Professor Peter Cramton
Tuesdays and Thursdays, 11-11:50 am, Marie Mount Hall 1400, Spring 2014
The methodology of economics employs mathematical and logical tools to model and analyze markets, national economies, and other situations where people make choices. Understanding of many economic issues can be enhanced by careful application of the methodology, and this in turn requires an understanding of the various mathematical and logical techniques. This course reviews concepts and techniques usually covered in algebra, analytical geometry, and the first semester of calculus. It also introduces the components of subsequent calculus and linear algebra courses most relevant to economic analysis. The course emphasizes the reasons economists use mathematical concepts and techniques to model behavior and outcomes.
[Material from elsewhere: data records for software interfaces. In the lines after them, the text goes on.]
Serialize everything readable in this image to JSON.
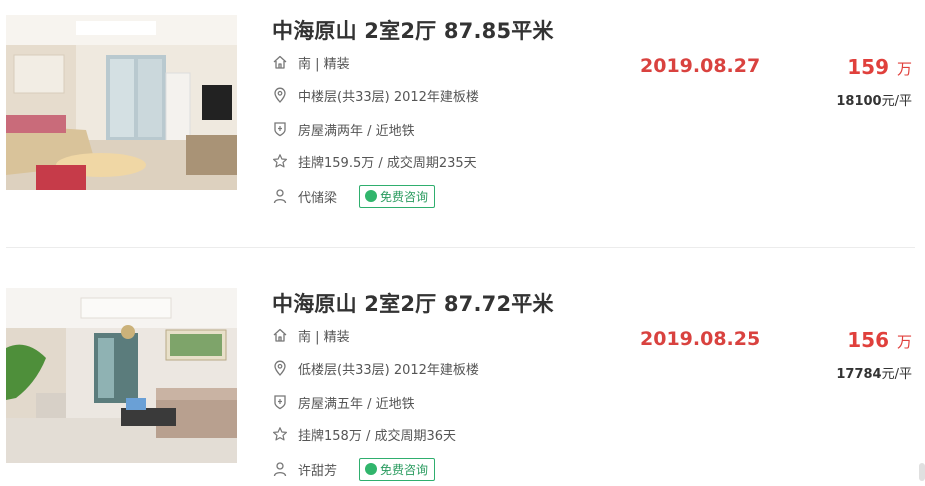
{
  "listings": [
    {
      "title": "中海原山 2室2厅 87.85平米",
      "orientation_decoration": "南 | 精装",
      "floor_info": "中楼层(共33层) 2012年建板楼",
      "tags": "房屋满两年 / 近地铁",
      "listing_info": "挂牌159.5万 / 成交周期235天",
      "agent": "代储梁",
      "consult_label": "免费咨询",
      "deal_date": "2019.08.27",
      "total_price": "159",
      "price_unit": "万",
      "unit_price": "18100",
      "unit_price_suffix": "元/平"
    },
    {
      "title": "中海原山 2室2厅 87.72平米",
      "orientation_decoration": "南 | 精装",
      "floor_info": "低楼层(共33层) 2012年建板楼",
      "tags": "房屋满五年 / 近地铁",
      "listing_info": "挂牌158万 / 成交周期36天",
      "agent": "许甜芳",
      "consult_label": "免费咨询",
      "deal_date": "2019.08.25",
      "total_price": "156",
      "price_unit": "万",
      "unit_price": "17784",
      "unit_price_suffix": "元/平"
    }
  ],
  "icons": {
    "house": "house-icon",
    "location": "location-pin-icon",
    "shield": "shield-icon",
    "star": "star-icon",
    "person": "person-icon",
    "chat": "chat-bubble-icon"
  },
  "colors": {
    "price_red": "#e0403c",
    "consult_green": "#2fae6e",
    "text_dark": "#333333",
    "text_muted": "#555555"
  }
}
The course will meet three times a week, twice for lectures and once in discussion section conducted by a teaching assistant. Lectures will demonstrate the power of math to answer economic questions, stressing the reasons economists use math and explaining mathematical logic and techniques. Discussion sections will demonstrate solutions for problems, answer questions about material presented in the lectures or book, and focus on preparing students for exams.
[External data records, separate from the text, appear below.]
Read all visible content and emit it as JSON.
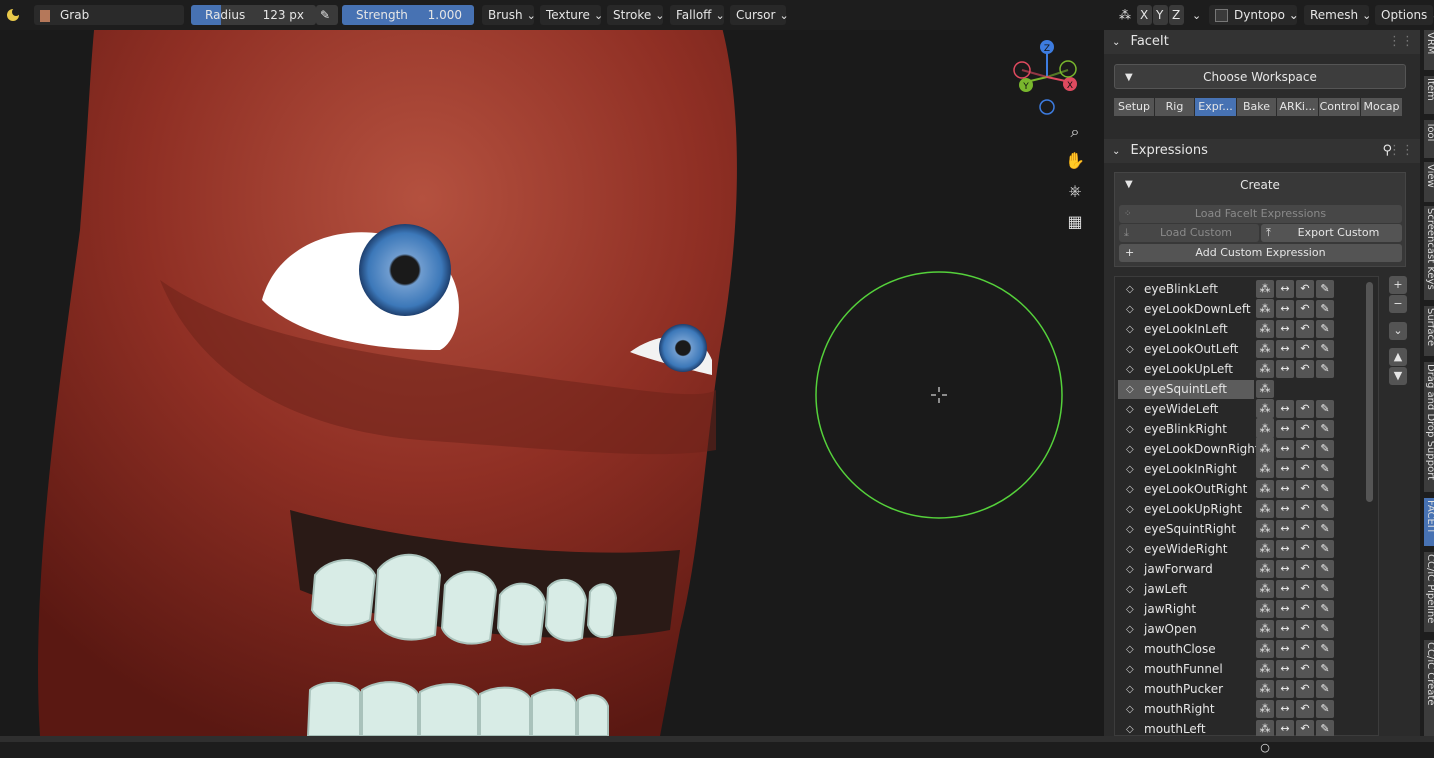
{
  "header": {
    "tool": "Grab",
    "radius_label": "Radius",
    "radius_value": "123 px",
    "strength_label": "Strength",
    "strength_value": "1.000",
    "strength_fraction": 1.0,
    "menus": [
      "Brush",
      "Texture",
      "Stroke",
      "Falloff",
      "Cursor"
    ],
    "axes": [
      "X",
      "Y",
      "Z"
    ],
    "dyntopo": "Dyntopo",
    "remesh": "Remesh",
    "options": "Options"
  },
  "gizmo": {
    "z": "Z",
    "y": "Y",
    "x": "X"
  },
  "faceit": {
    "title": "FaceIt",
    "workspace": "Choose Workspace",
    "tabs": [
      "Setup",
      "Rig",
      "Expr...",
      "Bake",
      "ARKi...",
      "Control",
      "Mocap"
    ],
    "active_tab": "Expr..."
  },
  "expressions": {
    "title": "Expressions",
    "create": "Create",
    "load_faceit": "Load FaceIt Expressions",
    "load_custom": "Load Custom Express...",
    "export_custom": "Export Custom Expres...",
    "add_custom": "Add Custom Expression",
    "items": [
      {
        "name": "eyeBlinkLeft",
        "end": "✕"
      },
      {
        "name": "eyeLookDownLeft",
        "end": "○"
      },
      {
        "name": "eyeLookInLeft",
        "end": "○"
      },
      {
        "name": "eyeLookOutLeft",
        "end": "○"
      },
      {
        "name": "eyeLookUpLeft",
        "end": "○"
      },
      {
        "name": "eyeSquintLeft",
        "end": "✕"
      },
      {
        "name": "eyeWideLeft",
        "end": "○"
      },
      {
        "name": "eyeBlinkRight",
        "end": "✕"
      },
      {
        "name": "eyeLookDownRight",
        "end": "○"
      },
      {
        "name": "eyeLookInRight",
        "end": "○"
      },
      {
        "name": "eyeLookOutRight",
        "end": "○"
      },
      {
        "name": "eyeLookUpRight",
        "end": "○"
      },
      {
        "name": "eyeSquintRight",
        "end": "○"
      },
      {
        "name": "eyeWideRight",
        "end": "○"
      },
      {
        "name": "jawForward",
        "end": "○"
      },
      {
        "name": "jawLeft",
        "end": "○"
      },
      {
        "name": "jawRight",
        "end": "○"
      },
      {
        "name": "jawOpen",
        "end": "○"
      },
      {
        "name": "mouthClose",
        "end": "○"
      },
      {
        "name": "mouthFunnel",
        "end": "○"
      },
      {
        "name": "mouthPucker",
        "end": "○"
      },
      {
        "name": "mouthRight",
        "end": "○"
      },
      {
        "name": "mouthLeft",
        "end": "○"
      }
    ],
    "selected": "eyeSquintLeft"
  },
  "side_tabs": [
    "VRM",
    "Item",
    "Tool",
    "View",
    "Screencast Keys",
    "Surface",
    "Drag and Drop Support",
    "FACEIT",
    "CC/iC Pipeline",
    "CC/iC Create"
  ]
}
Students should be prepared to devote at least 4 hours per week outside class meetings, primarily working on problem sets as well as reviewing materials and practicing. Students with weak math skills will need to spend additional time mastering techniques.
Each student should be able by the end of the semester to
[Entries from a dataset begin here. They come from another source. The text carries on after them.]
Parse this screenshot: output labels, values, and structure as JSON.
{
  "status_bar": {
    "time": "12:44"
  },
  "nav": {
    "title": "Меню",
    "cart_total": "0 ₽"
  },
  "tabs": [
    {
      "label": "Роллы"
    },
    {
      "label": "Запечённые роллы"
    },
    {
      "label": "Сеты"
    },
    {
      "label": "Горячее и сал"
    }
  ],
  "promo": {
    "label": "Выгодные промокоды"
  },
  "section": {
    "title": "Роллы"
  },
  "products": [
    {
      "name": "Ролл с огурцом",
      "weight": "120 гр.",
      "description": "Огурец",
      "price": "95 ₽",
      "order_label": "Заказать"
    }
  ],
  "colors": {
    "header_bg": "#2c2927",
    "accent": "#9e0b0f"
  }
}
- Recognize and use the mathematical terminology and notation typically employed by economists
- Explain how specific mathematical functions can be used to provide formal methods of describing the linkages between key economic variables
- Employ the mathematical techniques covered in the course to solve economic problems and predict economic behavior
- Explain how mathematical concepts enable economists to analyze complicated problems and generate testable hypotheses
Hector Lopez, Tydings 4101D, Office hours Tue 2:30-3:30, Fri 12-1:00
section 2 Fri 9am Tydings 2102
section 3 Fri 10am Tydings 2102
section 5 Fri 11am Tydings 2110
Gloria Chen, Tydings 4128, Office hours Mon 1-2, Fri 11-12
section 1 Fri 9am Tydings 1114
section 4 Fri 10am Tydings 1132
section 6 Fri 12pm Tydings 1108
Academic Achievement Programs Tutor for Econ 300: Ryan Suess
There are six problem sets. Answers will be posted after the due date at the following links: PS1, PS2, PS3, PS4, PS5, PS6. If it is after the due date and you still see “Suggested Answers are not yet available.” then press F5 to refresh the page.
Here are some relevant Mathematica Demonstrations of topics in this course.
Class Schedule and Materials
Note well: the schedule may change as a result of snow events and other factors. Please watch your email for notification of such changes, which will then be reflected below once you press F5 to refresh the page.
Feb 4 02 – An Introduction to Functions (continued)
Feb 7 Problem set 1 due
Feb 11 03 – Logarithmic Functions, Visual Guide to Simple, Compound, and Continuous Interest Rates
Feb 20 05 – Basics of Differential Calculus (continued)
Feb 21 Problem set 2 due
Feb 25 05 – Basics of Differential Calculus (continued)
Mar 6 06 – Univariate Calculus – Elasticity
Mar 7 Problem set 3 due
Mar 13 07 – Multivariate Calculus (continued)
Apr 1 09 – Extreme Values of Multivariate Functions (continued)
Apr 3 09 – Extreme Values of Multivariate Functions (continued)
Apr 4 Problem set 4 due
Apr 15 10 – Constrained Optimization (continued)
Apr 17 10 – Constrained Optimization (continued)
Apr 18 Problem set 5 due
May 2 Problem set 6 due
May 6 14 – Game Theory (continued)
May 8 15 – Market Games
May 13 Review